The two are hoping to do an official inaugural concert in 2021 and are excited about the potential for the local opera company.

"Everyone we reached out to was really excited to work with us," Bingen said. "People have been so welcoming and open to our ideas."

Kenosha, Huff said, is the perfect place to launch an opera company.

"It feels like opera is in the air here," he said, recalling a visit to Tenuta's Deli, where he heard opera playing in the store. "I asked 'who picks the music?' And I was told 'the boss picks it,' that it wasn't just a random music service. Opera seems baked into the culture here, with the huge Italian influence."

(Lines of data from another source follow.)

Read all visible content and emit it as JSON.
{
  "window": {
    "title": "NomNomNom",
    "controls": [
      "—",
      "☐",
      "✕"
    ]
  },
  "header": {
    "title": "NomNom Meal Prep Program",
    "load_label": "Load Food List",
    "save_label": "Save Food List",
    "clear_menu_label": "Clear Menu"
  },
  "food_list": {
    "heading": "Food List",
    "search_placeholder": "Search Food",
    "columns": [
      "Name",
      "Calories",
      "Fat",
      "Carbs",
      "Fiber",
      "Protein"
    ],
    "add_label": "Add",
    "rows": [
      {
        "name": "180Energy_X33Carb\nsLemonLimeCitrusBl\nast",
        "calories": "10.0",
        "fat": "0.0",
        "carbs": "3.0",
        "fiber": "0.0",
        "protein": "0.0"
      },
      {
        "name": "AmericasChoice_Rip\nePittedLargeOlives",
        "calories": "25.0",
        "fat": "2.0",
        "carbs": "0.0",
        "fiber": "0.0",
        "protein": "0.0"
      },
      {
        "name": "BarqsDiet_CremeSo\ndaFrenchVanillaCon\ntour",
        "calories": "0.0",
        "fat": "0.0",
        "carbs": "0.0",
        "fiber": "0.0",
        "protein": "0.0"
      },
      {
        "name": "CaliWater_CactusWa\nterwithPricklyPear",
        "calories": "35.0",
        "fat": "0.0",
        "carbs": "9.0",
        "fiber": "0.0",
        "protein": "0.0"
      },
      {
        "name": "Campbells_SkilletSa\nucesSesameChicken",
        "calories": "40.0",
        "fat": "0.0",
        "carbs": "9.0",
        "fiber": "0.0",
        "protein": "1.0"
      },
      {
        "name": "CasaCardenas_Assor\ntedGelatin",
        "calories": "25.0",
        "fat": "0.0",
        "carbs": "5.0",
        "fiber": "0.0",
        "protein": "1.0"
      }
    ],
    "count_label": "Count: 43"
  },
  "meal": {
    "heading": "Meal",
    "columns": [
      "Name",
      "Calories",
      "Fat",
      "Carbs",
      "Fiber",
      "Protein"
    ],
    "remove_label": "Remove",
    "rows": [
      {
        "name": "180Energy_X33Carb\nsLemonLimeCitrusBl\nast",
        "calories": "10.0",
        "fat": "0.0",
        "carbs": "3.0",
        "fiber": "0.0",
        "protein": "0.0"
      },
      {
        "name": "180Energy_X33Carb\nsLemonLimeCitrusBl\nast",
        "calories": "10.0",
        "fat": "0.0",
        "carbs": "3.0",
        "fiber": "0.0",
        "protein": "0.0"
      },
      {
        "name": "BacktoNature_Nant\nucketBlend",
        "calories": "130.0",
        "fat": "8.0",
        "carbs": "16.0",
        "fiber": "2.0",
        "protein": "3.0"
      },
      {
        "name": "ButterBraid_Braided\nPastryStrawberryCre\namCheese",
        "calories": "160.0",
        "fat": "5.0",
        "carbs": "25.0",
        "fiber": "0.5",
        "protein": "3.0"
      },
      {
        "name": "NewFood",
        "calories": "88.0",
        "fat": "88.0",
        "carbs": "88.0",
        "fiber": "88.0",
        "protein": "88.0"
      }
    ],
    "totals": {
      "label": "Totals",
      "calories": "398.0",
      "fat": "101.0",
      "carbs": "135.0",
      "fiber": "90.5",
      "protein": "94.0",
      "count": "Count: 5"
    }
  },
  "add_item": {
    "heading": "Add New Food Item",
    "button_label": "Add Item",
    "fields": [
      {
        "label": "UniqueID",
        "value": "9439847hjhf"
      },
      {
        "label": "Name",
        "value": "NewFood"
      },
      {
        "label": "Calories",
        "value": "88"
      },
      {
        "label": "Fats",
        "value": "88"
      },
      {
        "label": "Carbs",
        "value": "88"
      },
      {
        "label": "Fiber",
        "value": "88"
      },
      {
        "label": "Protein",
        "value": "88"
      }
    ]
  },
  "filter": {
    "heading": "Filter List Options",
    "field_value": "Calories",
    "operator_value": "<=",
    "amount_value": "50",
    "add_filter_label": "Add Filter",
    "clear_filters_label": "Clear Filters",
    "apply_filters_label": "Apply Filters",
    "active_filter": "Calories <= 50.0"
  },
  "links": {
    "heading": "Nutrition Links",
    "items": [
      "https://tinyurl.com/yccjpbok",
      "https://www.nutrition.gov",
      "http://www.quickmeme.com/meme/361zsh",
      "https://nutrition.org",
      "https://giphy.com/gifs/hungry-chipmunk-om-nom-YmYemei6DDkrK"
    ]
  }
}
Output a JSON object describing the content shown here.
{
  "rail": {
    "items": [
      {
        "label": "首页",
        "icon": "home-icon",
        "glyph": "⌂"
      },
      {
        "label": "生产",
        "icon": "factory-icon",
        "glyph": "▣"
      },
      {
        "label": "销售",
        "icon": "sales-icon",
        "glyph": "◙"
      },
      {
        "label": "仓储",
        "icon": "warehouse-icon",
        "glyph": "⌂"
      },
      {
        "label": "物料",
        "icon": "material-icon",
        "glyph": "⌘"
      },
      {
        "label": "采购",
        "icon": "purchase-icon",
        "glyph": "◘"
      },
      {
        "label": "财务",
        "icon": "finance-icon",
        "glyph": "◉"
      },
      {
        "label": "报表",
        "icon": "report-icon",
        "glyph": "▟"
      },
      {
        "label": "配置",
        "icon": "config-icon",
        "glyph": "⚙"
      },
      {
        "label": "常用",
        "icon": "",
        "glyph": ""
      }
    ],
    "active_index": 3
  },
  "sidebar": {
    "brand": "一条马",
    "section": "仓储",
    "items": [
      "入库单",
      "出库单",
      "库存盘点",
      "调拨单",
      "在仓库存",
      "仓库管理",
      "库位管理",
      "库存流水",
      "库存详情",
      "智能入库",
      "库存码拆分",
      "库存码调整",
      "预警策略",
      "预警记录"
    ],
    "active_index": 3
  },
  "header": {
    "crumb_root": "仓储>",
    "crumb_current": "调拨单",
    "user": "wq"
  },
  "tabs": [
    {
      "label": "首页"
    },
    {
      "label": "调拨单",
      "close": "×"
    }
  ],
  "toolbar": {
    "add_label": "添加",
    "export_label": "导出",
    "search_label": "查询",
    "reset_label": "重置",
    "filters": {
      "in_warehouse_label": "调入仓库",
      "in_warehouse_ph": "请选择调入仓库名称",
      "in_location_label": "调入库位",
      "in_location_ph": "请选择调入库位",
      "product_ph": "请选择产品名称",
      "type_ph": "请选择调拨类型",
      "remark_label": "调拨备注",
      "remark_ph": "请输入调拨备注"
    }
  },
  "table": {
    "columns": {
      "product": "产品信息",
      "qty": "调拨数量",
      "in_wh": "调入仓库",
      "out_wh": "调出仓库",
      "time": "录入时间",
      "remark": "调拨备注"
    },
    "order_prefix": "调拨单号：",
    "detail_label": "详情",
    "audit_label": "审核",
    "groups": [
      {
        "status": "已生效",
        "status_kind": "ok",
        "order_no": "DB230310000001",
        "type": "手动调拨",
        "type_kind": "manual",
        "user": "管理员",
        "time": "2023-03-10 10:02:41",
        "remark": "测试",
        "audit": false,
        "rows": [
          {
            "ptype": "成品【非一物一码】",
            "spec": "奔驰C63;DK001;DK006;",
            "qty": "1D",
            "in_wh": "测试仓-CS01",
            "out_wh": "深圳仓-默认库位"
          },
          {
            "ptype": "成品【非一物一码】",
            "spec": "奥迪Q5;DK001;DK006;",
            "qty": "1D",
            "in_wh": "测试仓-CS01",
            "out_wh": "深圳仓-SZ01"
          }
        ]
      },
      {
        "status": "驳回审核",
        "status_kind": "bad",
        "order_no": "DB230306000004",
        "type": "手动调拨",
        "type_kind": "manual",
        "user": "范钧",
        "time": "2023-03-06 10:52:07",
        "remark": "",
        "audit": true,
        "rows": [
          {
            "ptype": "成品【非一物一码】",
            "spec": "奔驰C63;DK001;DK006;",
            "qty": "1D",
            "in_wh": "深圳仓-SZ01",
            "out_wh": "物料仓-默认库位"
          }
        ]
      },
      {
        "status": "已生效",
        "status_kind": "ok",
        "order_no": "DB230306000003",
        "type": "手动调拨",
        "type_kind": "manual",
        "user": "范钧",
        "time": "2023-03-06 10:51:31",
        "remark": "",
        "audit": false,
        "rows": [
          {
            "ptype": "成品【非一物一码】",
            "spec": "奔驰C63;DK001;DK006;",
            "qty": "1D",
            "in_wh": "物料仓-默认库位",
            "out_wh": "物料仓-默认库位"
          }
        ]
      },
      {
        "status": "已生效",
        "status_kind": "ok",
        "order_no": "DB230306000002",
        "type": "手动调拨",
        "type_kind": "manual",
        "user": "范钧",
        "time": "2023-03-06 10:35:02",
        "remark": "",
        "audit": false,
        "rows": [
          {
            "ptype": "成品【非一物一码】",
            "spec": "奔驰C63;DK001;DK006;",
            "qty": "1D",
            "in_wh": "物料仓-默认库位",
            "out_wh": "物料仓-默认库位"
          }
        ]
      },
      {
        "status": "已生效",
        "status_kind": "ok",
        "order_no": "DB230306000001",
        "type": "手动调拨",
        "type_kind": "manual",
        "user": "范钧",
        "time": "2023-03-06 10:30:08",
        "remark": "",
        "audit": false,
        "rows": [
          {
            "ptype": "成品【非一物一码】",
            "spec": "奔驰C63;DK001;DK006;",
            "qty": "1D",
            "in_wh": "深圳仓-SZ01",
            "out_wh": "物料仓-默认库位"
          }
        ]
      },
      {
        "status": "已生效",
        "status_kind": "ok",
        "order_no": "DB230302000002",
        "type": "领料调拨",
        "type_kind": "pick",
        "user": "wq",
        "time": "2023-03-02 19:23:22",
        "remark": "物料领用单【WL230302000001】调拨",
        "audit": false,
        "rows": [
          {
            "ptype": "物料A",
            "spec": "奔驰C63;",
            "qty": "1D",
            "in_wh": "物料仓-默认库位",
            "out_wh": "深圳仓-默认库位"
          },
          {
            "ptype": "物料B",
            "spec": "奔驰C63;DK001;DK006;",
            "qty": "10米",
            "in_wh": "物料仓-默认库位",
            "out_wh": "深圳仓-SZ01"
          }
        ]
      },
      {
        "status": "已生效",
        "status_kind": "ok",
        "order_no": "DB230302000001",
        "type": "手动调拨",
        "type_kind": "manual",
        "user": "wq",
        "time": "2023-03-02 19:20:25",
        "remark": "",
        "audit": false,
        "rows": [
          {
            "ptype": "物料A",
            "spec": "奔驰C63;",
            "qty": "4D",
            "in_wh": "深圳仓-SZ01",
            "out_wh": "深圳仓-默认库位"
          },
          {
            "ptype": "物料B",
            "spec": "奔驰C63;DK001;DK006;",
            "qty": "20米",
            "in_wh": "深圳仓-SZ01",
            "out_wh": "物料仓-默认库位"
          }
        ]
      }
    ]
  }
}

Huff and Bingen also mentioned the wealth of talented music students in the Kenosha area, along with easy access to professional performers in Milwaukee and Chicago.

But what if you hate opera?

"We're bringing in modern, accessible, young performers," Bingen said. "Opera can be accessible to anyone."

Remember, too, if you think you hate opera, it's actually all around us. Think shows like "Evita," "Les Miserables" and a little musical called "Hamilton."

They're all operas, with no spoken dialogue.

"Opera was really the early form of musical theater," Huff said, pointing out that some operas also have spoken parts along with the music.

Looking for a silver lining in the pandemic, Bingen said having to adjust to a COVID-19 world "has brought us new art forms. It was born out of necessity, but we've discovered new ways to perform, over Zoom and other technology. And these new ways are probably here to stay."

Also here to stay, they hope, is the Kenosha Opera Festival.

"This is not a one-time thing," Bingen said. "We want to be here for a long time."